## PROBLEM TO WORK ON
Give back all the data exactly, line by line.

## DATA FOR PROCESSING

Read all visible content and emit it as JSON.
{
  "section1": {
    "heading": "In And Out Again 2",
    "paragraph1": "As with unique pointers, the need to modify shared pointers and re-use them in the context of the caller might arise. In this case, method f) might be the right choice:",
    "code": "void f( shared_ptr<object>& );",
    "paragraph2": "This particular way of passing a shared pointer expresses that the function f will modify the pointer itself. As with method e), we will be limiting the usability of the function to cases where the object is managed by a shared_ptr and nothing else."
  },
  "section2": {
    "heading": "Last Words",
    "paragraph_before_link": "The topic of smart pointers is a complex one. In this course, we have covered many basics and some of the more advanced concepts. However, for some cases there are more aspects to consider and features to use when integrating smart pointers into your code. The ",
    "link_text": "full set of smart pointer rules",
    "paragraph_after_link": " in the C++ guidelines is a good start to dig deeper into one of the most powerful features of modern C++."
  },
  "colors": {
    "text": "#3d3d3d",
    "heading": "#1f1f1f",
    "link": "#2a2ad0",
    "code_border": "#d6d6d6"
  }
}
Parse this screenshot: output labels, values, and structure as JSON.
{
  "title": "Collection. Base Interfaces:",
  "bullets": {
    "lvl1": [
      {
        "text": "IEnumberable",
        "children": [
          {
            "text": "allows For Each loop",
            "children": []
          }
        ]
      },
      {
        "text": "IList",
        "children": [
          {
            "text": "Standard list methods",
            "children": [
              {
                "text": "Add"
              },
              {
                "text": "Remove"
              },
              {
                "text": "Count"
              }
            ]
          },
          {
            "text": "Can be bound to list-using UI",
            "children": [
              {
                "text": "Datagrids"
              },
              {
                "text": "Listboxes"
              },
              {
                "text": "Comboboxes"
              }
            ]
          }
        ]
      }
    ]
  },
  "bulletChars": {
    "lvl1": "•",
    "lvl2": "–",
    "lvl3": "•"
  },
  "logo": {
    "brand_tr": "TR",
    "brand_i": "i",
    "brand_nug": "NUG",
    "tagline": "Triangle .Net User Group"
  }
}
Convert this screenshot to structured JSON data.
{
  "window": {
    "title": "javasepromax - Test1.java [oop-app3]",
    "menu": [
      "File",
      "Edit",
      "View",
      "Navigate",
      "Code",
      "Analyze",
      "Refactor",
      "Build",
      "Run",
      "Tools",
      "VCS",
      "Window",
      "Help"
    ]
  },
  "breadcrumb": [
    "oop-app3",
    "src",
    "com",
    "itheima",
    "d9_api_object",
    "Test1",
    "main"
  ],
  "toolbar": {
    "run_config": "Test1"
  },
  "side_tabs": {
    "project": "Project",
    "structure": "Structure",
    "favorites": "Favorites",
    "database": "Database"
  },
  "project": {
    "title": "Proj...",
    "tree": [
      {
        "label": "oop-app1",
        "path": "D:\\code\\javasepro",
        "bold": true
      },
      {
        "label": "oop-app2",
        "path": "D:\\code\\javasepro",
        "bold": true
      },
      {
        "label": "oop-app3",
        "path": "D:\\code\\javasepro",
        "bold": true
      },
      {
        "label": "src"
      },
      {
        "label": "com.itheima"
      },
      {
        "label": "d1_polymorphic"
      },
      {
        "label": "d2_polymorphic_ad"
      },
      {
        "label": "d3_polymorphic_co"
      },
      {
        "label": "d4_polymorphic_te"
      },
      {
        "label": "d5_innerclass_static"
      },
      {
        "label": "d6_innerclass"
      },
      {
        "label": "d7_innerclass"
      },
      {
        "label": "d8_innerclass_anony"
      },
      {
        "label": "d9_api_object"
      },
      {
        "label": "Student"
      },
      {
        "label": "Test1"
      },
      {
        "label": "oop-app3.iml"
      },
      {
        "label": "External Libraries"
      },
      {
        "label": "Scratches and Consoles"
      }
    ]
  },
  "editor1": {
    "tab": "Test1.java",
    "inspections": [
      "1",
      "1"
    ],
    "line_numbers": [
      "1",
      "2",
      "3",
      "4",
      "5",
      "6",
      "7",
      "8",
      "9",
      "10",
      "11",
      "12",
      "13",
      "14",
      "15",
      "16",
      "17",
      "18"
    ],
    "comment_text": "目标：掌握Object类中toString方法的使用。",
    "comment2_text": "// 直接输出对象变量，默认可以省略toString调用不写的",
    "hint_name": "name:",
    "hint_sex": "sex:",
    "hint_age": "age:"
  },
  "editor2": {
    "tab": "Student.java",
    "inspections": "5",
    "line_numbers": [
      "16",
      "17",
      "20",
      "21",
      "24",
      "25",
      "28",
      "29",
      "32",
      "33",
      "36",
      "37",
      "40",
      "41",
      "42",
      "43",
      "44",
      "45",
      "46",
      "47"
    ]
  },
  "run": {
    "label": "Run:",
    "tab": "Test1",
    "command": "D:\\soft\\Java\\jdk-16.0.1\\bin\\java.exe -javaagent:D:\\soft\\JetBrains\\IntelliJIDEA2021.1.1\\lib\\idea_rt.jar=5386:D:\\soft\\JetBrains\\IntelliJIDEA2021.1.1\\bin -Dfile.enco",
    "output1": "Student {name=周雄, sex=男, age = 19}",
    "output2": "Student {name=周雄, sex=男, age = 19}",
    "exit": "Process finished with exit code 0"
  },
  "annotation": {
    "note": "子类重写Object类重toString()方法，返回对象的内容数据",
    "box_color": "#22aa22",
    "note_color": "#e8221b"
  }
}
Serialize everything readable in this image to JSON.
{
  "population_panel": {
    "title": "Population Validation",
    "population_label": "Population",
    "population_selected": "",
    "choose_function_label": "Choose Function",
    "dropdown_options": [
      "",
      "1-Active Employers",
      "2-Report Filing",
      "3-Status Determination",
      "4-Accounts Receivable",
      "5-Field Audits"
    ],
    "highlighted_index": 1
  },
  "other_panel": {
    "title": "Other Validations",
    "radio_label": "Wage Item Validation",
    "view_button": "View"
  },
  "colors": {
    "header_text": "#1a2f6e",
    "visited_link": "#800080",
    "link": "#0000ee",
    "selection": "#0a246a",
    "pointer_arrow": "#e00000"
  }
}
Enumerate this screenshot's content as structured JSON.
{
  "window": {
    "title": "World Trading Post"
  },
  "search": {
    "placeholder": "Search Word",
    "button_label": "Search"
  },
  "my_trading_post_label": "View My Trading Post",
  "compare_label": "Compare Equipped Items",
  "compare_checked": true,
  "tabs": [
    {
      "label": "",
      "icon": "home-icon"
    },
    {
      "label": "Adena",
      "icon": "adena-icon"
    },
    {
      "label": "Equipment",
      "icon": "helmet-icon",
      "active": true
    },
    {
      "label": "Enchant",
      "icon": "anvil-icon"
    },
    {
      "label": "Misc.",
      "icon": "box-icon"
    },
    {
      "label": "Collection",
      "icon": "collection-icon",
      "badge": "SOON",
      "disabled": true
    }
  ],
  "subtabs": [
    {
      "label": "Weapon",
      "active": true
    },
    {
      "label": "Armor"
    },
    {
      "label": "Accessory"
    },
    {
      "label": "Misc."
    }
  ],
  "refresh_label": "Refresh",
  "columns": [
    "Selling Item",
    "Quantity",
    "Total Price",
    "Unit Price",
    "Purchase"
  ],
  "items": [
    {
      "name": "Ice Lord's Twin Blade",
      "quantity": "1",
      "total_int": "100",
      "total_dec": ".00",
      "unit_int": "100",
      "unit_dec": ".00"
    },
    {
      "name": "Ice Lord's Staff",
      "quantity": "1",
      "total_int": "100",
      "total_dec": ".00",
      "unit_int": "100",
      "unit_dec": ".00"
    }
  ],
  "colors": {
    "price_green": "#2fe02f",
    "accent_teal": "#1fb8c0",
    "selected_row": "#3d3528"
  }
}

## TASK RESULT
Read all visible content and emit it as JSON.
{
  "section1": {
    "heading": "In And Out Again 2",
    "paragraph1": "As with unique pointers, the need to modify shared pointers and re-use them in the context of the caller might arise. In this case, method f) might be the right choice:",
    "code": "void f( shared_ptr<object>& );",
    "paragraph2": "This particular way of passing a shared pointer expresses that the function f will modify the pointer itself. As with method e), we will be limiting the usability of the function to cases where the object is managed by a shared_ptr and nothing else."
  },
  "section2": {
    "heading": "Last Words",
    "paragraph_before_link": "The topic of smart pointers is a complex one. In this course, we have covered many basics and some of the more advanced concepts. However, for some cases there are more aspects to consider and features to use when integrating smart pointers into your code. The ",
    "link_text": "full set of smart pointer rules",
    "paragraph_after_link": " in the C++ guidelines is a good start to dig deeper into one of the most powerful features of modern C++."
  },
  "colors": {
    "text": "#3d3d3d",
    "heading": "#1f1f1f",
    "link": "#2a2ad0",
    "code_border": "#d6d6d6"
  }
}
Parse this screenshot: output labels, values, and structure as JSON.
{
  "title": "Collection. Base Interfaces:",
  "bullets": {
    "lvl1": [
      {
        "text": "IEnumberable",
        "children": [
          {
            "text": "allows For Each loop",
            "children": []
          }
        ]
      },
      {
        "text": "IList",
        "children": [
          {
            "text": "Standard list methods",
            "children": [
              {
                "text": "Add"
              },
              {
                "text": "Remove"
              },
              {
                "text": "Count"
              }
            ]
          },
          {
            "text": "Can be bound to list-using UI",
            "children": [
              {
                "text": "Datagrids"
              },
              {
                "text": "Listboxes"
              },
              {
                "text": "Comboboxes"
              }
            ]
          }
        ]
      }
    ]
  },
  "bulletChars": {
    "lvl1": "•",
    "lvl2": "–",
    "lvl3": "•"
  },
  "logo": {
    "brand_tr": "TR",
    "brand_i": "i",
    "brand_nug": "NUG",
    "tagline": "Triangle .Net User Group"
  }
}
Convert this screenshot to structured JSON data.
{
  "window": {
    "title": "javasepromax - Test1.java [oop-app3]",
    "menu": [
      "File",
      "Edit",
      "View",
      "Navigate",
      "Code",
      "Analyze",
      "Refactor",
      "Build",
      "Run",
      "Tools",
      "VCS",
      "Window",
      "Help"
    ]
  },
  "breadcrumb": [
    "oop-app3",
    "src",
    "com",
    "itheima",
    "d9_api_object",
    "Test1",
    "main"
  ],
  "toolbar": {
    "run_config": "Test1"
  },
  "side_tabs": {
    "project": "Project",
    "structure": "Structure",
    "favorites": "Favorites",
    "database": "Database"
  },
  "project": {
    "title": "Proj...",
    "tree": [
      {
        "label": "oop-app1",
        "path": "D:\\code\\javasepro",
        "bold": true
      },
      {
        "label": "oop-app2",
        "path": "D:\\code\\javasepro",
        "bold": true
      },
      {
        "label": "oop-app3",
        "path": "D:\\code\\javasepro",
        "bold": true
      },
      {
        "label": "src"
      },
      {
        "label": "com.itheima"
      },
      {
        "label": "d1_polymorphic"
      },
      {
        "label": "d2_polymorphic_ad"
      },
      {
        "label": "d3_polymorphic_co"
      },
      {
        "label": "d4_polymorphic_te"
      },
      {
        "label": "d5_innerclass_static"
      },
      {
        "label": "d6_innerclass"
      },
      {
        "label": "d7_innerclass"
      },
      {
        "label": "d8_innerclass_anony"
      },
      {
        "label": "d9_api_object"
      },
      {
        "label": "Student"
      },
      {
        "label": "Test1"
      },
      {
        "label": "oop-app3.iml"
      },
      {
        "label": "External Libraries"
      },
      {
        "label": "Scratches and Consoles"
      }
    ]
  },
  "editor1": {
    "tab": "Test1.java",
    "inspections": [
      "1",
      "1"
    ],
    "line_numbers": [
      "1",
      "2",
      "3",
      "4",
      "5",
      "6",
      "7",
      "8",
      "9",
      "10",
      "11",
      "12",
      "13",
      "14",
      "15",
      "16",
      "17",
      "18"
    ],
    "comment_text": "目标：掌握Object类中toString方法的使用。",
    "comment2_text": "// 直接输出对象变量，默认可以省略toString调用不写的",
    "hint_name": "name:",
    "hint_sex": "sex:",
    "hint_age": "age:"
  },
  "editor2": {
    "tab": "Student.java",
    "inspections": "5",
    "line_numbers": [
      "16",
      "17",
      "20",
      "21",
      "24",
      "25",
      "28",
      "29",
      "32",
      "33",
      "36",
      "37",
      "40",
      "41",
      "42",
      "43",
      "44",
      "45",
      "46",
      "47"
    ]
  },
  "run": {
    "label": "Run:",
    "tab": "Test1",
    "command": "D:\\soft\\Java\\jdk-16.0.1\\bin\\java.exe -javaagent:D:\\soft\\JetBrains\\IntelliJIDEA2021.1.1\\lib\\idea_rt.jar=5386:D:\\soft\\JetBrains\\IntelliJIDEA2021.1.1\\bin -Dfile.enco",
    "output1": "Student {name=周雄, sex=男, age = 19}",
    "output2": "Student {name=周雄, sex=男, age = 19}",
    "exit": "Process finished with exit code 0"
  },
  "annotation": {
    "note": "子类重写Object类重toString()方法，返回对象的内容数据",
    "box_color": "#22aa22",
    "note_color": "#e8221b"
  }
}
Serialize everything readable in this image to JSON.
{
  "population_panel": {
    "title": "Population Validation",
    "population_label": "Population",
    "population_selected": "",
    "choose_function_label": "Choose Function",
    "dropdown_options": [
      "",
      "1-Active Employers",
      "2-Report Filing",
      "3-Status Determination",
      "4-Accounts Receivable",
      "5-Field Audits"
    ],
    "highlighted_index": 1
  },
  "other_panel": {
    "title": "Other Validations",
    "radio_label": "Wage Item Validation",
    "view_button": "View"
  },
  "colors": {
    "header_text": "#1a2f6e",
    "visited_link": "#800080",
    "link": "#0000ee",
    "selection": "#0a246a",
    "pointer_arrow": "#e00000"
  }
}
Enumerate this screenshot's content as structured JSON.
{
  "window": {
    "title": "World Trading Post"
  },
  "search": {
    "placeholder": "Search Word",
    "button_label": "Search"
  },
  "my_trading_post_label": "View My Trading Post",
  "compare_label": "Compare Equipped Items",
  "compare_checked": true,
  "tabs": [
    {
      "label": "",
      "icon": "home-icon"
    },
    {
      "label": "Adena",
      "icon": "adena-icon"
    },
    {
      "label": "Equipment",
      "icon": "helmet-icon",
      "active": true
    },
    {
      "label": "Enchant",
      "icon": "anvil-icon"
    },
    {
      "label": "Misc.",
      "icon": "box-icon"
    },
    {
      "label": "Collection",
      "icon": "collection-icon",
      "badge": "SOON",
      "disabled": true
    }
  ],
  "subtabs": [
    {
      "label": "Weapon",
      "active": true
    },
    {
      "label": "Armor"
    },
    {
      "label": "Accessory"
    },
    {
      "label": "Misc."
    }
  ],
  "refresh_label": "Refresh",
  "columns": [
    "Selling Item",
    "Quantity",
    "Total Price",
    "Unit Price",
    "Purchase"
  ],
  "items": [
    {
      "name": "Ice Lord's Twin Blade",
      "quantity": "1",
      "total_int": "100",
      "total_dec": ".00",
      "unit_int": "100",
      "unit_dec": ".00"
    },
    {
      "name": "Ice Lord's Staff",
      "quantity": "1",
      "total_int": "100",
      "total_dec": ".00",
      "unit_int": "100",
      "unit_dec": ".00"
    }
  ],
  "colors": {
    "price_green": "#2fe02f",
    "accent_teal": "#1fb8c0",
    "selected_row": "#3d3528"
  }
}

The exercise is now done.